WORK INSTRUCTION
Each line of the entries that mentions the string "true" needs to be reported.

(Items from an interface collection)
************

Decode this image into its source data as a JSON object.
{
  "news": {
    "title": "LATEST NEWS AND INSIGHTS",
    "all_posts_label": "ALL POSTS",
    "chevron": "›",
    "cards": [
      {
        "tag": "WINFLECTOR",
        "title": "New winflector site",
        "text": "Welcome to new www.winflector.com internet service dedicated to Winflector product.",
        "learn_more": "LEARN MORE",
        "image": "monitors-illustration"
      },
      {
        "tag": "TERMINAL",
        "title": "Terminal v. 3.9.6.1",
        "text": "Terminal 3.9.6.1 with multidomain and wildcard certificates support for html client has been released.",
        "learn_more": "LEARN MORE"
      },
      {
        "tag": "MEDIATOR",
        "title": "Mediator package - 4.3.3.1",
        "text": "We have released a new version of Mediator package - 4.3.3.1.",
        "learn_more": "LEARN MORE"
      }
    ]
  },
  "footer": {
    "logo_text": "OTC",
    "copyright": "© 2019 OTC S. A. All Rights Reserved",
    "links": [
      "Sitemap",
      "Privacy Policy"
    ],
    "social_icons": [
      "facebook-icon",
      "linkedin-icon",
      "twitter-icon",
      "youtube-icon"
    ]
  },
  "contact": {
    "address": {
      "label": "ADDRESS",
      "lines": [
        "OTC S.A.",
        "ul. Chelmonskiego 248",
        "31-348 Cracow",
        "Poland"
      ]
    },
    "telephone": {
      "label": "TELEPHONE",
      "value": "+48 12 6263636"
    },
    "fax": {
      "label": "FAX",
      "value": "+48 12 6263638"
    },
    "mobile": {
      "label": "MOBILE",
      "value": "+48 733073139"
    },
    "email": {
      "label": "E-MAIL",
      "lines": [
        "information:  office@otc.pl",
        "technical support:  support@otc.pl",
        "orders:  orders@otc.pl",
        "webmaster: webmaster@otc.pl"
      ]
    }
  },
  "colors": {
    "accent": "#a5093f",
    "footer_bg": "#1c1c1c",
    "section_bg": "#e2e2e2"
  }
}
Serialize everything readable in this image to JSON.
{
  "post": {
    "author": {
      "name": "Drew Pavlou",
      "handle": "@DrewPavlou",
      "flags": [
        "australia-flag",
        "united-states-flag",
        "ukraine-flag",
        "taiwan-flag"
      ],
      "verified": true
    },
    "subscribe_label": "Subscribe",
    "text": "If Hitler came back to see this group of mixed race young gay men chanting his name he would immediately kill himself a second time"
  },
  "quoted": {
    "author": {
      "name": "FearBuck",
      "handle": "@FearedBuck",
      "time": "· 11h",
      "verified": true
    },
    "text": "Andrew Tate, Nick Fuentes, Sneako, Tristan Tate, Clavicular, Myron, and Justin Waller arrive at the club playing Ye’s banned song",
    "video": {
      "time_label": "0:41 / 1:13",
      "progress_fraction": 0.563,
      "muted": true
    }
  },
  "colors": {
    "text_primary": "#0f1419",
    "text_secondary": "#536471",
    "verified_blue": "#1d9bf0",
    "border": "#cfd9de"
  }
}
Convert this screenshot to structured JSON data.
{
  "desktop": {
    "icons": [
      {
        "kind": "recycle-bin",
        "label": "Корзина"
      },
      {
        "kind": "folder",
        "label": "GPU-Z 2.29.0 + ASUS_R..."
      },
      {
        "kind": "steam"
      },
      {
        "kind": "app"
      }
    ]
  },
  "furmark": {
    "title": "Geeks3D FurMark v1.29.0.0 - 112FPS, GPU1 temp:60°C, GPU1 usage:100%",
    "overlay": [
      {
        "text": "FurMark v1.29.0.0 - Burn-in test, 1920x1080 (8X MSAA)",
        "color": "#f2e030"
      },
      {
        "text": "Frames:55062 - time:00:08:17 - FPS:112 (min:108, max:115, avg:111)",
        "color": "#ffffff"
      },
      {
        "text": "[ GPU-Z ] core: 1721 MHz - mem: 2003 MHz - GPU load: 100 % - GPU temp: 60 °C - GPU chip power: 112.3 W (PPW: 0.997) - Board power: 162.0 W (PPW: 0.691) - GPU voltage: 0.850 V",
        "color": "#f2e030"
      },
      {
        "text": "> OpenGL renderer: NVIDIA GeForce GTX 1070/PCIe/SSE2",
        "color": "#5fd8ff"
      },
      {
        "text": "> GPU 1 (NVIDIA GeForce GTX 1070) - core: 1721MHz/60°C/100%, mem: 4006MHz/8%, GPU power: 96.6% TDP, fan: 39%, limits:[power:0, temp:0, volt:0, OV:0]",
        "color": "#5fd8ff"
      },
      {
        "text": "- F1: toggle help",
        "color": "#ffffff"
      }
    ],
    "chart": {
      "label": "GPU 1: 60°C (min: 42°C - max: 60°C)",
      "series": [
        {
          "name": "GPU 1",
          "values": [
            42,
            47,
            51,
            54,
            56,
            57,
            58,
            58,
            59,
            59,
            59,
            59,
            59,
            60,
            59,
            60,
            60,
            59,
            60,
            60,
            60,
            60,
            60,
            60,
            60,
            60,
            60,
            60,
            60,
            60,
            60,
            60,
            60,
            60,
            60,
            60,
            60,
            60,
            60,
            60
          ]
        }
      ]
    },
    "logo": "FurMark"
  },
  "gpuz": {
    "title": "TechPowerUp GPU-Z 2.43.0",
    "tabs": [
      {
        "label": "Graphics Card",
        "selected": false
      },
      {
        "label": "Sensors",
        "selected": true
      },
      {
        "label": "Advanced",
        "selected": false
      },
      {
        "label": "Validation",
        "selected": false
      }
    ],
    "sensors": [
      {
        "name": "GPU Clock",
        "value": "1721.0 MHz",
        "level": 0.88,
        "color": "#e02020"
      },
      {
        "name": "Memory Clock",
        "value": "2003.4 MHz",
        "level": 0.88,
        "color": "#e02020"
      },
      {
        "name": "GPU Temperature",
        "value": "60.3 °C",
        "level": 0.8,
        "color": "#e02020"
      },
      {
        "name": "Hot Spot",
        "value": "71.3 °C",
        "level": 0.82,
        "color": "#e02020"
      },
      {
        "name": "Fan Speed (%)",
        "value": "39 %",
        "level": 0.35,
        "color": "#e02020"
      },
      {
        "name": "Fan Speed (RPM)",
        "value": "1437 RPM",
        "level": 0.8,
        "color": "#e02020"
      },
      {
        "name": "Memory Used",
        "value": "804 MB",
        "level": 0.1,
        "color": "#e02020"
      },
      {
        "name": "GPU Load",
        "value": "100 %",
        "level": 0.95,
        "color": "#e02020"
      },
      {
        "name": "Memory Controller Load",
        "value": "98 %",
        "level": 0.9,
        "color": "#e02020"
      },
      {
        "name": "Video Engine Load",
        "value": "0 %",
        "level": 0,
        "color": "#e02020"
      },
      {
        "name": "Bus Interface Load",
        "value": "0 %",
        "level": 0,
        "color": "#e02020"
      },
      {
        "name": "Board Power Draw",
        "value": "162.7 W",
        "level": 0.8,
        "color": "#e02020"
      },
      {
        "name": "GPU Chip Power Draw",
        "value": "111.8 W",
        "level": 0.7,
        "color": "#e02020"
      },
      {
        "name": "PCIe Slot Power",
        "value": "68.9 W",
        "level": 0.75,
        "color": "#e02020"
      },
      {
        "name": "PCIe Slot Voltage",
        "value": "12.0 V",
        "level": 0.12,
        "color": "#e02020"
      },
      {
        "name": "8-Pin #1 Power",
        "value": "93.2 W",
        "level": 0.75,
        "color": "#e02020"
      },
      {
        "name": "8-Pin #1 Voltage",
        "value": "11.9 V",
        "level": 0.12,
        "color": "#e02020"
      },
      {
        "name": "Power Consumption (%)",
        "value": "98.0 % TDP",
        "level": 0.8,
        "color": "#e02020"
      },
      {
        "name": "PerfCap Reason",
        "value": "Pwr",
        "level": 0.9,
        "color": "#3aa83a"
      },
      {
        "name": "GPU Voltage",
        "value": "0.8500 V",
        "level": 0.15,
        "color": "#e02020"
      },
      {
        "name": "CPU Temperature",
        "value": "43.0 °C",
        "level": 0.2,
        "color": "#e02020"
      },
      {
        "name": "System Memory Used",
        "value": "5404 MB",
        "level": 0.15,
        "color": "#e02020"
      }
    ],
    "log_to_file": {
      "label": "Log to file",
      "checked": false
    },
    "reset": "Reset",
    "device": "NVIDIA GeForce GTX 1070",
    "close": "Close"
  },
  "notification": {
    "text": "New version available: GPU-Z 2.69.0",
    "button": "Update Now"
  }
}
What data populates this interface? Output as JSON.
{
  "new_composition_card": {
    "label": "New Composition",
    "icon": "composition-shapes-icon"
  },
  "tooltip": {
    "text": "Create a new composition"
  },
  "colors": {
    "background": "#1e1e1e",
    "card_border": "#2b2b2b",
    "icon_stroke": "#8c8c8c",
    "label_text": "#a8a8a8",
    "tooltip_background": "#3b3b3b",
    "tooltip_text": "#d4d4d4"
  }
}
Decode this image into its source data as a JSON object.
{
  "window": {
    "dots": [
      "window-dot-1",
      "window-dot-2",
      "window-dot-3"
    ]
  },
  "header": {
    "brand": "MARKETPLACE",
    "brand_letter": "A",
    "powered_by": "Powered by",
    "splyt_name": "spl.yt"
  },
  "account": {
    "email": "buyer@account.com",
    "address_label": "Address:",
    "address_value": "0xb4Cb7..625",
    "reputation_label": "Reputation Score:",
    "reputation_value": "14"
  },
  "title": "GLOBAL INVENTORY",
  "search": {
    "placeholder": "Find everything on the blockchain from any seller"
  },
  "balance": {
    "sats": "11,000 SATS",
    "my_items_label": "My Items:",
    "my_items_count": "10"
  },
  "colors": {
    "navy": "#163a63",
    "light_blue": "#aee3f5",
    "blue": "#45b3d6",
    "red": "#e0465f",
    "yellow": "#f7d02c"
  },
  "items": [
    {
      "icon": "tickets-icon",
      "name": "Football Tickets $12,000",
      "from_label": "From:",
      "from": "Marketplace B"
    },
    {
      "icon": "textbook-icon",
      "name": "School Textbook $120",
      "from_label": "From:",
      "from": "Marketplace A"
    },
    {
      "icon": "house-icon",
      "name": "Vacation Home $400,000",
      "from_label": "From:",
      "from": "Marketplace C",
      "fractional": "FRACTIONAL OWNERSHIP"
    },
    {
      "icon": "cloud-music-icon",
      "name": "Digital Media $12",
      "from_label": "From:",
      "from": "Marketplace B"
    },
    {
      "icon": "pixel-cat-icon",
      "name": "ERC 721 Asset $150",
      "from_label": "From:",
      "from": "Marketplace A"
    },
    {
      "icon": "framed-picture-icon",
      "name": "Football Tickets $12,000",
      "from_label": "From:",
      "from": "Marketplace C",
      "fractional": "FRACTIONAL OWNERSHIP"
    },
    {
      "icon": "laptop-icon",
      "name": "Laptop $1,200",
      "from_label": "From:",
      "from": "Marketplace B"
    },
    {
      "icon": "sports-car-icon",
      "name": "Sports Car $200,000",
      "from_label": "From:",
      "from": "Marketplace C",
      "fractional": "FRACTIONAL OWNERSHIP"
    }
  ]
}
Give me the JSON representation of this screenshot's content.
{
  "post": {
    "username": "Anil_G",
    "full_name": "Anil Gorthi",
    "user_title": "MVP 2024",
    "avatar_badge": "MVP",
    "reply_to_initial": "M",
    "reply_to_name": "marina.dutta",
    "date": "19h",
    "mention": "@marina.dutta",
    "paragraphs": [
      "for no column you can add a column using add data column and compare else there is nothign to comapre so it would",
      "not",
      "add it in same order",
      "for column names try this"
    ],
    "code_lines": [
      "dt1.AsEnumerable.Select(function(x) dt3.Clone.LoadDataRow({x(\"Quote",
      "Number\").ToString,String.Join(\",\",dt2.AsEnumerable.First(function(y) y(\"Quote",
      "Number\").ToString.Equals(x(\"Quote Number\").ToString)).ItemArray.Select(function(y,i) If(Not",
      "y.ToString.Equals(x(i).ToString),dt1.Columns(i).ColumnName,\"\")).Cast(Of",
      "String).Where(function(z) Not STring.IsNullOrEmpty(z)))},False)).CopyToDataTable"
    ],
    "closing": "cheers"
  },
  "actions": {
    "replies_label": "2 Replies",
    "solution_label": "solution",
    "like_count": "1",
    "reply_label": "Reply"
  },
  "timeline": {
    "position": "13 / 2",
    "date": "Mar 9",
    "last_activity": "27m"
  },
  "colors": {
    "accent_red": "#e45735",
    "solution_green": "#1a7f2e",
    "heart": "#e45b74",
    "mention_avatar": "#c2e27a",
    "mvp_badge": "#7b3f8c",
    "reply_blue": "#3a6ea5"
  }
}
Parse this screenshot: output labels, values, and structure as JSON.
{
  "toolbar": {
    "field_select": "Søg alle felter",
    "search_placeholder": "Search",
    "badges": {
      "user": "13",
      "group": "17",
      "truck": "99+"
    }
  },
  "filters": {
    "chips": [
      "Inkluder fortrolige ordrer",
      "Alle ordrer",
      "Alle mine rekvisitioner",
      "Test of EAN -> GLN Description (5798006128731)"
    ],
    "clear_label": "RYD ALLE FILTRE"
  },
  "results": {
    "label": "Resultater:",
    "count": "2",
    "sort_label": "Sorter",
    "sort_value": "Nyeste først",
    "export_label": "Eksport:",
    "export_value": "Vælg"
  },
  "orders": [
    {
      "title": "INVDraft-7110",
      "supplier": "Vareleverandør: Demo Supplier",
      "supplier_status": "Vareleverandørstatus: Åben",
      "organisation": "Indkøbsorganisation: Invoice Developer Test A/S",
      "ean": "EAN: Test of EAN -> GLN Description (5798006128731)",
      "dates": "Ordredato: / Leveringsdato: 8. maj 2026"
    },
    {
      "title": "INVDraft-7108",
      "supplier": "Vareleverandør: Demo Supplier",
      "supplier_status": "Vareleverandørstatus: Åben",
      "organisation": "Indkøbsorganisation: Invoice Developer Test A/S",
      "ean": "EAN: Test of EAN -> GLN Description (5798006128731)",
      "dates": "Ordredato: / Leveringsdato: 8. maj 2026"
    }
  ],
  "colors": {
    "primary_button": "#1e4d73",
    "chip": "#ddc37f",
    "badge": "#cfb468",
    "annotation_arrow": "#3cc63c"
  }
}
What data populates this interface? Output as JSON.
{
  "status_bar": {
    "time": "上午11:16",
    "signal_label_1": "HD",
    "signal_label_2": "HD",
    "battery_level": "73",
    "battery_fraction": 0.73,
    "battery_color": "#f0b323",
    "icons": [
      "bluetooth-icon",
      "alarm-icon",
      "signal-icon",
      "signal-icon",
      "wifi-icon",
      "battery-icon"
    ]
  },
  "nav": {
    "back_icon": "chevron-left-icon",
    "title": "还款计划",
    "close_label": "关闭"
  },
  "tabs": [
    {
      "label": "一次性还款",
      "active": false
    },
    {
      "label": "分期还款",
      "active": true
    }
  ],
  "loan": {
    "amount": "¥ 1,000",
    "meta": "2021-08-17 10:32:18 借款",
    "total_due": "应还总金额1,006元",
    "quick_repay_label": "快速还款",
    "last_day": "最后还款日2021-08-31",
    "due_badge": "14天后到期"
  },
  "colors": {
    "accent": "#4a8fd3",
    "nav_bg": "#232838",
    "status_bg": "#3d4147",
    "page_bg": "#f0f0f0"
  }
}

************

YOUR RESPONSE
      "verified": true
      "verified": true
      "muted": true
        "selected": true
      "active": true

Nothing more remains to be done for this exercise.